The nightlife’s hipper than pre-war Berlin here,
Yet wholesome as a cozy country inn here.
I’m suave as Cary Grant or Errol Flynn here.
I’ve got broad shoulders and a dazzling grin here,
Plus perfect hair, flat abs and strong, cleft chin here.
(We all look like some sexy film star’s twin here.)
Nobody hates the color of your skin here.
Yang enjoys perfect harmony with yin here.
The food is rich, yet all of us stay thin here.
Nobody has to lose for me to win here.
We’re all on friendly terms with all our kin here.
No politicians practice crooked spin here.
I never get hung over from the gin here.
None of my favorite vices is a sin here.
Damned if I can tell how I got in here.
Chis O’Carroll writes: “I set out to write a matched pair of afterlife poems, assuming that the message from Hell would be inherently funnier.
The Internet’s top bloggers, your ex-lovers,
Share details of how bad you were in bed.
All books, despite the titles on their covers,
Are Dianetics or The Fountainhead.
That sort of stuff. Eternal bliss struck me as less promising comedy material somehow. But my lack of saintliness is pretty hilarious, and one of my many sins is loving monorhyme way more than I should, so the Paradise poem worked out OK after all. I’m often indebted to my wife or to various poet friends as I polish and fine-tune a poem. In this case, it was my late father who read an early draft and helped me punch the thing up. Naturally, this blog is available in Heaven, so he knows I’m giving him a shout-out.“
Chris O’Carroll, author of The Joke’s on Me and Abracadabratude (both from Kelsay Books’ White Violet Press), is a Light magazine featured poet as well as a contributor to the Potcake Chapbooks series (Rogues and Roses, Families and Other Fiascoes, Wordplayful and Murder!) and The Great American Wise Ass Poetry Anthology. His poems appear in An Amaranthine Summer (published in memory of Kim Bridgford), Extreme Sonnets, Love Affairs at the Villa Nelle, and New York City Haiku, among other collections. Chris is a member of Actors Equity and has performed widely as a stand-up comedian. He lives in Massachusetts with his wife, historian Karen Manners Smith.

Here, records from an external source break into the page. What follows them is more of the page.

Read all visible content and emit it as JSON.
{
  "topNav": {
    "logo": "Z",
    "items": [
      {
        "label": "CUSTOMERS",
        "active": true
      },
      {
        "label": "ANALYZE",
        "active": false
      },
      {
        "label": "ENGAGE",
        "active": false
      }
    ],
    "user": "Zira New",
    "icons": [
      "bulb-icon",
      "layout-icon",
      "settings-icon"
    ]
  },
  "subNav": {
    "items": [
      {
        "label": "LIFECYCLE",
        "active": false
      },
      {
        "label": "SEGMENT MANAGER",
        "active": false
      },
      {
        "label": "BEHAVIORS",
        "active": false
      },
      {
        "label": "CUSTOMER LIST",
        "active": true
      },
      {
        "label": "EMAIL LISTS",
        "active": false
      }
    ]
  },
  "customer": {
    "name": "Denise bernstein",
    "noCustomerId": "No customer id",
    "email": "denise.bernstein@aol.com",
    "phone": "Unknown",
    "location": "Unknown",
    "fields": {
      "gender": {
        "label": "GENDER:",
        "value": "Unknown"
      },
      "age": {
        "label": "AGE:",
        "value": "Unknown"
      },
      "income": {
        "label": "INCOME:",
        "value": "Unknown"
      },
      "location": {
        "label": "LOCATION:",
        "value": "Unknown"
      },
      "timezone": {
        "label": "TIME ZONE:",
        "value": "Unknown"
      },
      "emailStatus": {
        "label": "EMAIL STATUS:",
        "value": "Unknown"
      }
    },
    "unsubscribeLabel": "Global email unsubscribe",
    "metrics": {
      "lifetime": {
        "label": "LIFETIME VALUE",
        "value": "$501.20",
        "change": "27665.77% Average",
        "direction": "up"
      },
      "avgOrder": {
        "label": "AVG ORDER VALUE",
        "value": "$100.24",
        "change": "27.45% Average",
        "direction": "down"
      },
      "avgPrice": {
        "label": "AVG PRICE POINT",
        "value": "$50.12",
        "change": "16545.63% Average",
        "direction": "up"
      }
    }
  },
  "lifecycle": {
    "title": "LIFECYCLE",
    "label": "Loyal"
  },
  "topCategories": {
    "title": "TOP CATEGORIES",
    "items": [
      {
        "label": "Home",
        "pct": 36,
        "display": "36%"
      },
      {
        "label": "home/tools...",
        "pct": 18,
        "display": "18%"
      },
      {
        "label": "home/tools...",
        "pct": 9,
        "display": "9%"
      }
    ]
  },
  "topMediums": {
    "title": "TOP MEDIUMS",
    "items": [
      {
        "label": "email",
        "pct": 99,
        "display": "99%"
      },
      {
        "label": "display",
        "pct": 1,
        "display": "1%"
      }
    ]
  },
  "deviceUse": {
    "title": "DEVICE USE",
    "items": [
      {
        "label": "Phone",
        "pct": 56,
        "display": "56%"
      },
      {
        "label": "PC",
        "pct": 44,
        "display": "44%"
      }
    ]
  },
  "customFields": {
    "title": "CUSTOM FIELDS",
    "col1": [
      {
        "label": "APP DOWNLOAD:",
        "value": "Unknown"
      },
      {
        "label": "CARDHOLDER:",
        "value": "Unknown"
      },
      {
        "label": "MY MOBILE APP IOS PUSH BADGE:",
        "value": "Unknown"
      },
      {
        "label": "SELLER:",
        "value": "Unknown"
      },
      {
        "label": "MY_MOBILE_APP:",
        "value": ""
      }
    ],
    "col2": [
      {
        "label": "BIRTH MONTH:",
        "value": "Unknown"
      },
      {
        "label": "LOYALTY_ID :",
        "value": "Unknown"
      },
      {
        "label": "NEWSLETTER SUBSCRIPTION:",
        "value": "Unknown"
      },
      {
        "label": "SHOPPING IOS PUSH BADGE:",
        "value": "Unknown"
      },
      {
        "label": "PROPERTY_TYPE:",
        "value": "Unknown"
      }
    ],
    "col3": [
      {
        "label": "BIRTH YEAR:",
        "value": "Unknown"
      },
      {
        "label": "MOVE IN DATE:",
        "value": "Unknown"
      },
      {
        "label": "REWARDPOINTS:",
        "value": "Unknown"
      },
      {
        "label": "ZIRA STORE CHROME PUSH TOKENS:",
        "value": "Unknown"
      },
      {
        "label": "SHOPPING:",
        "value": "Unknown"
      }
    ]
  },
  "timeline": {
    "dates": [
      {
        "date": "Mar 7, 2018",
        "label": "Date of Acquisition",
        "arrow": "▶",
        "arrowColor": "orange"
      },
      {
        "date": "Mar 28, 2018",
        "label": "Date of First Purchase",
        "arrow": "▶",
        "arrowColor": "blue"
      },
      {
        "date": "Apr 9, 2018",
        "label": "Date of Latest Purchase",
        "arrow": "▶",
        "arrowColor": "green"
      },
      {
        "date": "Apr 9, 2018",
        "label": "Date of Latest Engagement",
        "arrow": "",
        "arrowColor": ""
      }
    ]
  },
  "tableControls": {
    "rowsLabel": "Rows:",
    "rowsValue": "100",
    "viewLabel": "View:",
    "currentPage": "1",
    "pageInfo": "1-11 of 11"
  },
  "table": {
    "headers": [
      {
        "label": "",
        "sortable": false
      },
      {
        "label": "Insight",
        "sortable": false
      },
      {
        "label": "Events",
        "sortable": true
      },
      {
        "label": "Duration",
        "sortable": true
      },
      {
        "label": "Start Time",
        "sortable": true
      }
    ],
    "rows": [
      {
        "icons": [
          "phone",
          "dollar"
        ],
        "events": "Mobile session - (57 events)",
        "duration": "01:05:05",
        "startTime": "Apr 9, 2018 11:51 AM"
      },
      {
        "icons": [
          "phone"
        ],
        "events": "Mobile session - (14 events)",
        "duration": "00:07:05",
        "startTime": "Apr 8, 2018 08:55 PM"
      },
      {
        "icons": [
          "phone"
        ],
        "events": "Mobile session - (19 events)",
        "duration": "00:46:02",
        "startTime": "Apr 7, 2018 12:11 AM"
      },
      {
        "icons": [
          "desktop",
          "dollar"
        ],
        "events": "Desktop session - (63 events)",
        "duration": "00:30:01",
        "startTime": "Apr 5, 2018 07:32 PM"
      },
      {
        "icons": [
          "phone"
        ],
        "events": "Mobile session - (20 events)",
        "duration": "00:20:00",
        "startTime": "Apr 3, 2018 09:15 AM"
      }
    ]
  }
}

‘Postcard from the Afterlife‘ was originally published in The Spectator.